Goldman Sachs reports losses
Goldman Sachs, once considered the best of the best by Wall Street, reported losses in the third quarter and its stock is down 40 percent since the beginning of the year, according to CNBC. Goldman is being forced to return to a more conservative investment banking model, similar to that of the 1980's and 1990's. It lost $3 billion on investments in stocks and bonds this year. Wall Street is projected to lay off 10,000 workers in 2012. This is in addition to the 32,000 laid off since 2008. The State of New York is anticipating a revenue problem. Revenues from Wall Street workers generally represent 14 percent of state tax revenue.
Apple misses estimates
Apple missed a bullish quarterly estimate for the first time in several years causing its stock to fall 6 percent, according to the Financial Times. Analysts were seeking earnings of $7.25 billion but received only $6.62 billion. Apple sold 17.07 million iPhones in the third quarter, up 21 percent from a year ago. Ipad sales were up 166 percent from a year ago, selling 11.12 million units. Even Mac sales were up 750,000 units from a year ago.
Tower to rise in Midtown NYC
CIM Group, a real estate firm known only in the real estate world, has announced it will build the tallest residential tower in Manhattan at a site in Midtown known as 433 Park. According to the Wall Street Journal, CIM purchased the site for $305 million, well below the surging prices earlier in the decade. It will build 128 condos. CIM pulled out of the real estate investment market in 2006 and 2007 and thus did not suffer the fate of other firms. It is still seeking a $700 million loan to begin construction.

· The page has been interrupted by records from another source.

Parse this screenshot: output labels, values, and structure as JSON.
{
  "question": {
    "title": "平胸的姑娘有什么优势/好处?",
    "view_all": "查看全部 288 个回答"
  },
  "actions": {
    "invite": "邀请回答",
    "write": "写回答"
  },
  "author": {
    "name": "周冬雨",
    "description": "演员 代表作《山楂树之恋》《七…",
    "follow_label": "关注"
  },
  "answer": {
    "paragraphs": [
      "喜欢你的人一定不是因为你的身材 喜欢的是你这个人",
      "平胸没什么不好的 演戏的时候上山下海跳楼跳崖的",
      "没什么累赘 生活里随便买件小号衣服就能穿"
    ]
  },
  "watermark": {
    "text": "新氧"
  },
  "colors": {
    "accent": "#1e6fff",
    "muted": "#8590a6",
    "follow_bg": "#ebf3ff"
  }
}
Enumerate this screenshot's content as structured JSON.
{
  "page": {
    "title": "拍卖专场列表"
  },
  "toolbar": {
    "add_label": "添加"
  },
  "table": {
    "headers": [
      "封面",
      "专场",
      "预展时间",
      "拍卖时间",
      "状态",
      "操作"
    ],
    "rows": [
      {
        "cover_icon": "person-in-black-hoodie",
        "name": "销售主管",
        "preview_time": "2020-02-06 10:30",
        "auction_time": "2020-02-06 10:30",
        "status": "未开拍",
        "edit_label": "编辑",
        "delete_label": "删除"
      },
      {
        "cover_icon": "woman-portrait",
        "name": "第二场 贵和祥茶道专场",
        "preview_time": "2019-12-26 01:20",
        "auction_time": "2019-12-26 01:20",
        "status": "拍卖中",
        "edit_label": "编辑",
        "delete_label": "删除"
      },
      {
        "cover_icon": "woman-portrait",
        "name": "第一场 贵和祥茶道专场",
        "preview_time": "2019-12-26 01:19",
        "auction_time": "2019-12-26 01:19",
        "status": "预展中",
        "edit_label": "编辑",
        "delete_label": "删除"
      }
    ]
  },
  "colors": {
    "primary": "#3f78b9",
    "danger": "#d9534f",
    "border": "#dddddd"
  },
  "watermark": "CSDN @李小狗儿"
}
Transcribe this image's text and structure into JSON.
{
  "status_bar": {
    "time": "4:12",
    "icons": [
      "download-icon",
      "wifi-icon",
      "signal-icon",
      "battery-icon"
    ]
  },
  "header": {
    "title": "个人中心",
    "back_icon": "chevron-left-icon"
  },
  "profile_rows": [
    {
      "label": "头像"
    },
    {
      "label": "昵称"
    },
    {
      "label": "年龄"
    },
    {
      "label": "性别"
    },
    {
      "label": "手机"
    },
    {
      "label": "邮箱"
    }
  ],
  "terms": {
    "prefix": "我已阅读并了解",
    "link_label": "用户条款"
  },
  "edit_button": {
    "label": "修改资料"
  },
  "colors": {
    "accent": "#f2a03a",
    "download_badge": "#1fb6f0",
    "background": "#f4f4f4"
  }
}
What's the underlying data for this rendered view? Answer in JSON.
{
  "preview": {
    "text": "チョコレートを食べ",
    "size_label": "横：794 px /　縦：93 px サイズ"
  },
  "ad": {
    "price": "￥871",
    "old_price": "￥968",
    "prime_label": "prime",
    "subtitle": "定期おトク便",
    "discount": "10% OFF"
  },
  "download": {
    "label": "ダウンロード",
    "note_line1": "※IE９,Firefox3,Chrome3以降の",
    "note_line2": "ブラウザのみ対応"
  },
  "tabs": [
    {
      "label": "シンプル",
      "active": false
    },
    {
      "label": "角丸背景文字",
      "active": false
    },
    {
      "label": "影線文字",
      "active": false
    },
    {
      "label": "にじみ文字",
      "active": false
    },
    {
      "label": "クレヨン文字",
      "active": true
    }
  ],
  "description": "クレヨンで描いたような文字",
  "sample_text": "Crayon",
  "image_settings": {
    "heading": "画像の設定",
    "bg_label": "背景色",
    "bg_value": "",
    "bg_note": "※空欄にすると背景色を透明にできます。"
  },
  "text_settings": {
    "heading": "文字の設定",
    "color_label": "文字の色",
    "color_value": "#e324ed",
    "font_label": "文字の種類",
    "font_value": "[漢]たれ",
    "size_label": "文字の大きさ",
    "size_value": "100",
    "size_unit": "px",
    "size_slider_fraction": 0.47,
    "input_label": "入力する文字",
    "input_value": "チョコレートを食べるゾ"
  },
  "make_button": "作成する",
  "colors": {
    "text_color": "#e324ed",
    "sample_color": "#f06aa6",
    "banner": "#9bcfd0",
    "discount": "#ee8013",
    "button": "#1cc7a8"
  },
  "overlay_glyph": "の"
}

California Homeowners Fail to Purchase Earthquake Insurance
You would think that homeowners in the earthquake ridded state of California would all own earthquake insurance to protect their homes in case the "big one" occurs. A new report, however, from the Insurance Information Network of California, and reported in USA Today, indicates that only 12 percent of Californians have earthquake protection on their homes or businesses. The cost of earthquake insurance is around $800 annually. Experts say that if an earthquake the size of the largest quake that occurred in 1857 at 7.9 in the Richter scale were to reoccur, damages would be well over $150 billion, about three times the damages suffered by Katrina.
Catherine S. McBreen is President of Millionaire Corner. McBreen plans and develops content for Millionaire Corner. Catherine balances editorial content to meet the informational needs of both new and seasoned investors. She designs special monthly surveys on topical issues affecting the economic environment.
McBreen has a B.S. in speech communications from Northwestern University and a J.D. from DePail University College of Law. She is a member of the American Bar Association, the Illinois Bar Association, and the Chicago Bar Association.
Well-known for her expertise in the affluent and retirement arenas, McBreen is a frequent speaker at industry conferences. She has been quoted widely by the financial media, including The Financial Times, The Wall Street Journal, Research, Private Asset Management, On Wall Street, Reuters, Bloomberg News, The Dow Jones Newswires and Worth. Cathy has appeared as a guest on CNBC Closing Bell, First Business Morning News, Neal Cavuto at Fox Business News, ABC and CBS radio.
McBreen is co-author with Spectrem President George H. Walper, Jr. of the book "Get Rich, Stay Rich, Pass It On: The Wealth-Accumulation Secrets of America's Richest Families" (Portfolio, January 2008)
Catherine is the mother of four and is involved in many school and community events.